grow it cook it preserve it eat it wendy pillar blog gardener grow your own in dorset
Politics & Gardening (The Carrot Revolution!) -
This blog was inspired by a Tweet from the amazing vegetable grower Charles Dowding about veg growing being political, referring specifically to the Americans after the Revolution insisting on growing native, rather than British, trees. Gardening and politics, you'd think they are unrelated subjects, but they are not. Politics gets everywhere, attempting to influence how you think and how you act, and always with some agenda.
Classical music is political. If you doubt this, take a poll of the voting habits of the audience of a classical music concert. They will be largely Tory with a spattering of Liberal and barely a Labour voter in sight. Is this just a coincidence, an artefact of class, or the fact that classical music embodies the values of the ruling classes, which see their artistic choices, politics and tastes not just as one choice among many but the obvious, common sense, right way to think? Classical music is the highest, most valuable, best kind of music because the people who control what is viewed as the best like it the most. That's politics.
In the same way, every novel that you read has been selected from thousands offered by a middle-
What has all this got to do with gardening? Gardening is art, and what's true in one artform is true in another.
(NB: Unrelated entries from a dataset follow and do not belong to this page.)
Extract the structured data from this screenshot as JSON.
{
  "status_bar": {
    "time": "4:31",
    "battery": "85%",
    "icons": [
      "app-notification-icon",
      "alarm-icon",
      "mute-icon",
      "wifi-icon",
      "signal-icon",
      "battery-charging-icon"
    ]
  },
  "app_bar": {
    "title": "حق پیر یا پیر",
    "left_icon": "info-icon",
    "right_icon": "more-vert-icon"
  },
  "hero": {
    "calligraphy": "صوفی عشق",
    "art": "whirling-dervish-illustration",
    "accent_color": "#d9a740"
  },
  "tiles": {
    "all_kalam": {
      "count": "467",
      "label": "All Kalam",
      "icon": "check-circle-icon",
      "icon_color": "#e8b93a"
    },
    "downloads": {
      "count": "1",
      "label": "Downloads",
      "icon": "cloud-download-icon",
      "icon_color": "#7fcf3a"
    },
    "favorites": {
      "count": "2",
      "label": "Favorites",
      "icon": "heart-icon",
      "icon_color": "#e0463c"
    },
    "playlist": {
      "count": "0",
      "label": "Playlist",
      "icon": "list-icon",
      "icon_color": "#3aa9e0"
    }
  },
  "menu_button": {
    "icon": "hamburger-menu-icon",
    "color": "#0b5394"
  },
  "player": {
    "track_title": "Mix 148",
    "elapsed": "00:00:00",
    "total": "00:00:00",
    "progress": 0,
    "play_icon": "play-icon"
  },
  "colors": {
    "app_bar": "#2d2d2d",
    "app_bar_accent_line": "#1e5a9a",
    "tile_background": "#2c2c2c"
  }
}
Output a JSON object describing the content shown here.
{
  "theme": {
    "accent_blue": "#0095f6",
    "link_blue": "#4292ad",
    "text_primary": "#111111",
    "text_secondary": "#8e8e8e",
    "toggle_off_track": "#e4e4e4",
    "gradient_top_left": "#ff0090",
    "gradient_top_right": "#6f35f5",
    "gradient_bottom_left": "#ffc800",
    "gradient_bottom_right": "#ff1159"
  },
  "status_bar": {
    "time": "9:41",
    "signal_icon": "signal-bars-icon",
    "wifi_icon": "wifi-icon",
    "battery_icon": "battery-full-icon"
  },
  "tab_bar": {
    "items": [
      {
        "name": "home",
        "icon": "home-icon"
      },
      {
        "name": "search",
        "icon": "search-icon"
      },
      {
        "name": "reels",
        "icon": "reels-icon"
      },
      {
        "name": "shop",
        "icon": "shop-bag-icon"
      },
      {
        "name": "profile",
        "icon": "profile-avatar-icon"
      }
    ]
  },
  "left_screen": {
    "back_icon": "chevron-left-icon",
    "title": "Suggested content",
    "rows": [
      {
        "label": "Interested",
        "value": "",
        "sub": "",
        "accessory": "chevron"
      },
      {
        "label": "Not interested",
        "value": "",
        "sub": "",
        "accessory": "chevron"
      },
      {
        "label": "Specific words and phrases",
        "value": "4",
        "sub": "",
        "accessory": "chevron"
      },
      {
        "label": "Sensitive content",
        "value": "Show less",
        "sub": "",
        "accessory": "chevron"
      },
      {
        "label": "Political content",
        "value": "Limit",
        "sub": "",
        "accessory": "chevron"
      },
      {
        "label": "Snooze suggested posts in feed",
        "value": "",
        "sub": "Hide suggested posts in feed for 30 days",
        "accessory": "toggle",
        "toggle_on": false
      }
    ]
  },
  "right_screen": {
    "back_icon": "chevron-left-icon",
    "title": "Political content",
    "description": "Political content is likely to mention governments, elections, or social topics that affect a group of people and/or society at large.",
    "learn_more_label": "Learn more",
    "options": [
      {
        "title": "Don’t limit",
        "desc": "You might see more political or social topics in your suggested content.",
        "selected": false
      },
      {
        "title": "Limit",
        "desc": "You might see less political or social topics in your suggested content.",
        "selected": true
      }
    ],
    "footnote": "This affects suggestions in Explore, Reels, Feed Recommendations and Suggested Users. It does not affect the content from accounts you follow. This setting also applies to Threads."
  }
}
In our society, we have tens of thousands of people queuing up for food banks, millions who are obese and suffering from diet-
If that's not enough, our bees and all insects are suffering catastrophic declines, setting up an ecological disaster for the whole ecosystem, including our own food supply. Yet we are encouraged to concern ourselves with colour-
Our country is effectively controlled by a handful of super-
Growing your own food is taking a step out of the system. It's sticking two fingers up to the Man. People who have allotments are not people who queue for three days to spend a week's salary on the new iPhone (which is obsolete in months). People who have learned how much work goes into growing food are more likely to ask ‘Tesco, how exactly do you produce a chicken for £2.50? What corners are you cutting?' People who know how good food really tastes are less likely to fall for cheap imitations in fancy packaging. People who grow food think for themselves.
Growing food isn't an exercise in earnest do-
I have read somewhere that, if you want to make a new world, don't waste your time arguing with the old one, just get on with building the new one. Vive la revolution, grow some carrots!